• [Work item]: A line belongs in the answer if it contains "После"; copy every such line from the entries below.

————

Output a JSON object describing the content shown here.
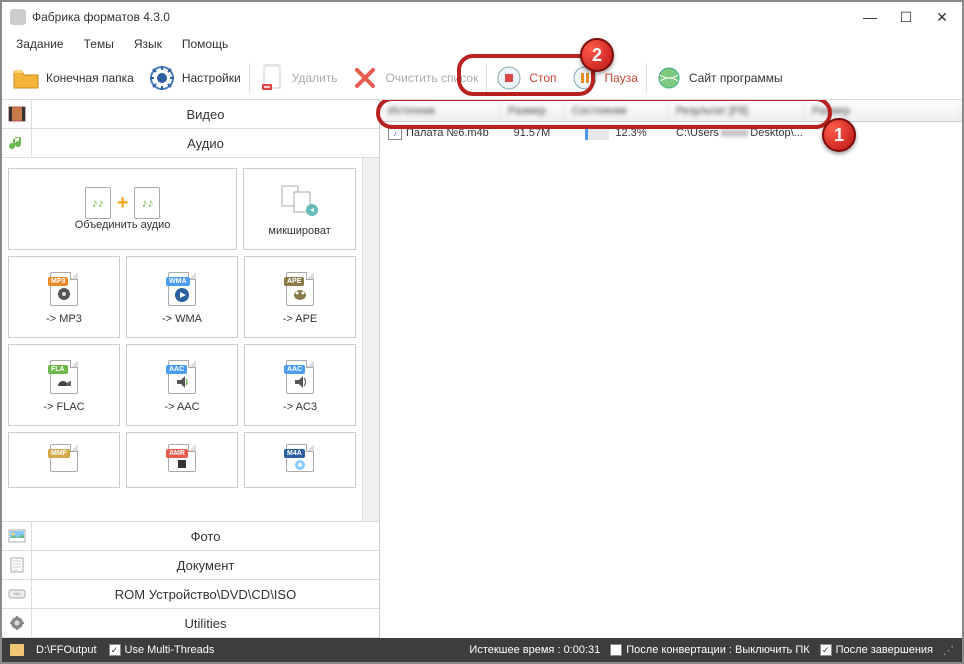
{
  "title": "Фабрика форматов 4.3.0",
  "menu": {
    "task": "Задание",
    "themes": "Темы",
    "lang": "Язык",
    "help": "Помощь"
  },
  "toolbar": {
    "output_folder": "Конечная папка",
    "settings": "Настройки",
    "delete": "Удалить",
    "clear_list": "Очистить список",
    "stop": "Стоп",
    "pause": "Пауза",
    "site": "Сайт программы"
  },
  "categories": {
    "video": "Видео",
    "audio": "Аудио",
    "photo": "Фото",
    "document": "Документ",
    "rom": "ROM Устройство\\DVD\\CD\\ISO",
    "utilities": "Utilities"
  },
  "formats": {
    "merge_audio": "Объединить аудио",
    "mix": "микшироват",
    "mp3": "-> MP3",
    "wma": "-> WMA",
    "ape": "-> APE",
    "flac": "-> FLAC",
    "aac": "-> AAC",
    "ac3": "-> AC3",
    "tags": {
      "mp3": "MP3",
      "wma": "WMA",
      "ape": "APE",
      "fla": "FLA",
      "aac": "AAC",
      "aac2": "AAC",
      "mmf": "MMF",
      "amr": "AMR",
      "m4a": "M4A"
    }
  },
  "table": {
    "headers": {
      "name": "Источник",
      "size": "Размер",
      "state": "Состояние",
      "result": "Результат [F8]",
      "extra": "Размер"
    },
    "row": {
      "filename": "Палата №6.m4b",
      "size": "91.57M",
      "percent": "12.3%",
      "progress_pct": 12.3,
      "output": "C:\\Users",
      "output_tail": "Desktop\\..."
    }
  },
  "statusbar": {
    "output_path": "D:\\FFOutput",
    "multithreads": "Use Multi-Threads",
    "elapsed_label": "Истекшее время :",
    "elapsed": "0:00:31",
    "after_conv": "После конвертации : Выключить ПК",
    "after_done": "После завершения"
  },
  "callouts": {
    "one": "1",
    "two": "2"
  }
}
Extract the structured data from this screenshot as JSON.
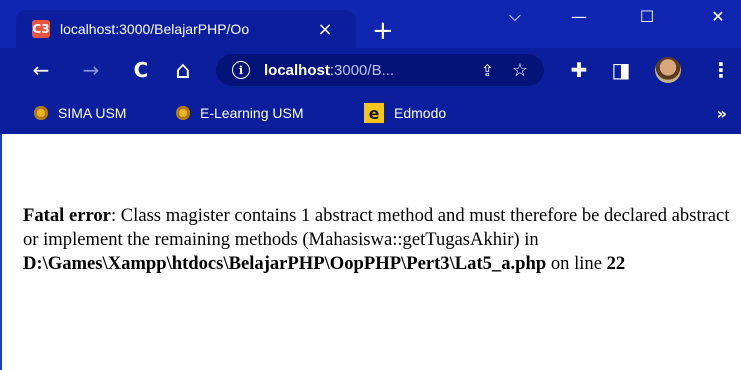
{
  "tab": {
    "favicon": "C3",
    "title": "localhost:3000/BelajarPHP/Oo",
    "close": "×",
    "new_tab": "+"
  },
  "window_controls": {
    "tab_search": "⌵",
    "minimize": "—",
    "maximize": "☐",
    "close": "✕"
  },
  "toolbar": {
    "back": "←",
    "forward": "→",
    "reload": "C",
    "home": "⌂",
    "info": "i",
    "url_host": "localhost",
    "url_rest": ":3000/B...",
    "share": "⇪",
    "star": "☆",
    "extensions": "✚",
    "sidepanel": "◨",
    "menu": "⋮"
  },
  "bookmarks": {
    "items": [
      {
        "label": "SIMA USM",
        "icon": "usm-logo-icon"
      },
      {
        "label": "E-Learning USM",
        "icon": "usm-logo-icon"
      },
      {
        "label": "Edmodo",
        "icon": "edmodo-icon",
        "glyph": "e"
      }
    ],
    "more": "»"
  },
  "error": {
    "label": "Fatal error",
    "message": ": Class magister contains 1 abstract method and must therefore be declared abstract or implement the remaining methods (Mahasiswa::getTugasAkhir) in ",
    "path": "D:\\Games\\Xampp\\htdocs\\BelajarPHP\\OopPHP\\Pert3\\Lat5_a.php",
    "line_prefix": " on line ",
    "line_number": "22"
  },
  "colors": {
    "tab_strip": "#1126b0",
    "toolbar": "#0b1f9c",
    "omnibox": "#041378"
  }
}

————

• [Result below]:
    "after_conv": "После конвертации : Выключить ПК",
    "after_done": "После завершения"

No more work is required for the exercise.